AE 28 Problems and Solutions
June 5, 2012
From the log of Harry Allen, San Francisco Bay Alerion Express 28 Fleet:
Stuffing box. Stuffing box on some non-saildrive boats incorrectly installed, scored the shaft, leaks too much. Shaft replaced and stuffing box replaced with dripless shaft seal.
Prop size, design. One boat with saildrive recently learned that the factory installed prop was smaller than the size recommended by manufacturers so it was replaced with the larger recommended prop and performance reported to be substantially improved.
Several boats with shaft drives have replaced the feathering Martec prop with a folding Max prop which gives much better performance, especially backing. (Editor’s note: slightly increased drag under sail)
Mast and Jib Boom
Mast step not on centerline. Mast had to be removed and step reset on centerline.
Main sail cars. Some boats with fully battened mains have had problems with Fredrickson or Ronstan cars on the mainsail. The cars consist of the car frame, some balls, probably Delrin, some small plastic spacers and some stainless screws. Sometimes the plastic spacers get worn out which may increase friction getting the sail up. On a couple of occasions the screws have come out at inopportune times, once falling into the sail track and jamming the main in a half-hoisted condition ultimately resulting in moderate grief and expense. Solution is to check the cars occasionally, replace worn parts, put thread lock on the screws. Spacers come in several very slightly different sizes and shapes and have to be very carefully checked to make sure the right replacements are used for the particular groove in the mast.
Jib outhaul issues. On the foredeck just aft of where the jib boom goes through the deck there is a pad eye to which a block for the jib outhaul is attached. The size and quality of this factory installed item has varied over the years, but on many boats it is a small Schaeffer stamped pad eye. The jib outhaul is the most heavily loaded line on the boat and the pad eyes on a few boats have failed under load at inopportune times, usually in breezy conditions and bumpy seas. The remedy to prevent failure is to replace the pad eye with a Harken swivel block with a stainless steel backing plate under the deck or use a larger Schaeffer cast pad eye with reinforcing plate with a high load block by Ronstan or others.
The factory installed cam cleat for the jib outhaul is inadequate and impossible to deal with under load if the wind is blowing at all. Most local boats have replaced it with a rope clutch which leads to the winch.

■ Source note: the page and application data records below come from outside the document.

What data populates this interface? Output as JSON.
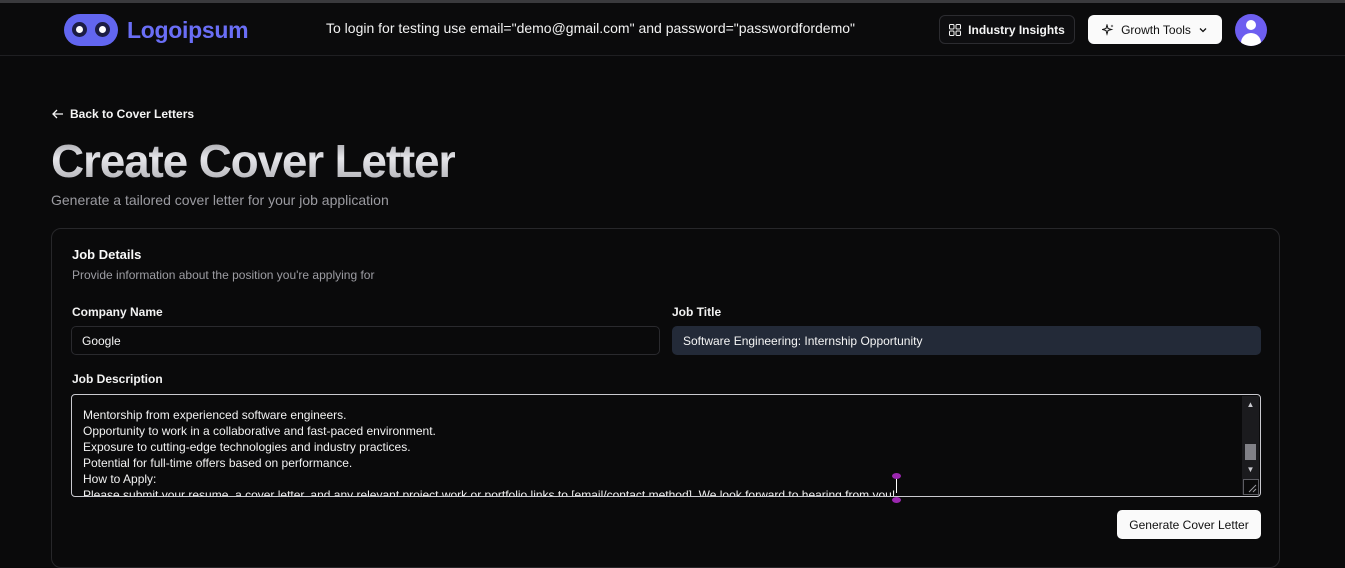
{
  "header": {
    "logo_text": "Logoipsum",
    "notice": "To login for testing use email=\"demo@gmail.com\" and password=\"passwordfordemo\"",
    "industry_insights_label": "Industry Insights",
    "growth_tools_label": "Growth Tools",
    "icons": [
      "grid-icon",
      "sparkle-icon",
      "chevron-down-icon",
      "user-avatar-icon"
    ]
  },
  "back_link": "Back to Cover Letters",
  "page": {
    "title": "Create Cover Letter",
    "subtitle": "Generate a tailored cover letter for your job application"
  },
  "card": {
    "title": "Job Details",
    "subtitle": "Provide information about the position you're applying for",
    "company_label": "Company Name",
    "company_value": "Google",
    "job_title_label": "Job Title",
    "job_title_value": "Software Engineering: Internship Opportunity",
    "description_label": "Job Description",
    "description_lines": [
      "Mentorship from experienced software engineers.",
      "Opportunity to work in a collaborative and fast-paced environment.",
      "Exposure to cutting-edge technologies and industry practices.",
      "Potential for full-time offers based on performance.",
      "How to Apply:",
      "Please submit your resume, a cover letter, and any relevant project work or portfolio links to [email/contact method]. We look forward to hearing from you!"
    ],
    "generate_label": "Generate Cover Letter"
  },
  "colors": {
    "background": "#0a0a0b",
    "brand": "#6266f0",
    "avatar": "#6d5ef0",
    "filled_input": "#232a38",
    "selection_handle": "#9b27b0"
  }
}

(Editor’s note: The jib outhaul was designed to be doubled — led from the double block assembly on the boom end through the clew cringle and back to the d-ring on the block assembly. Many owners tie the outhaul directly to the clew cringle. Doubling the line reduces the load on the turning block and at the cam cleat by one half. See photo.)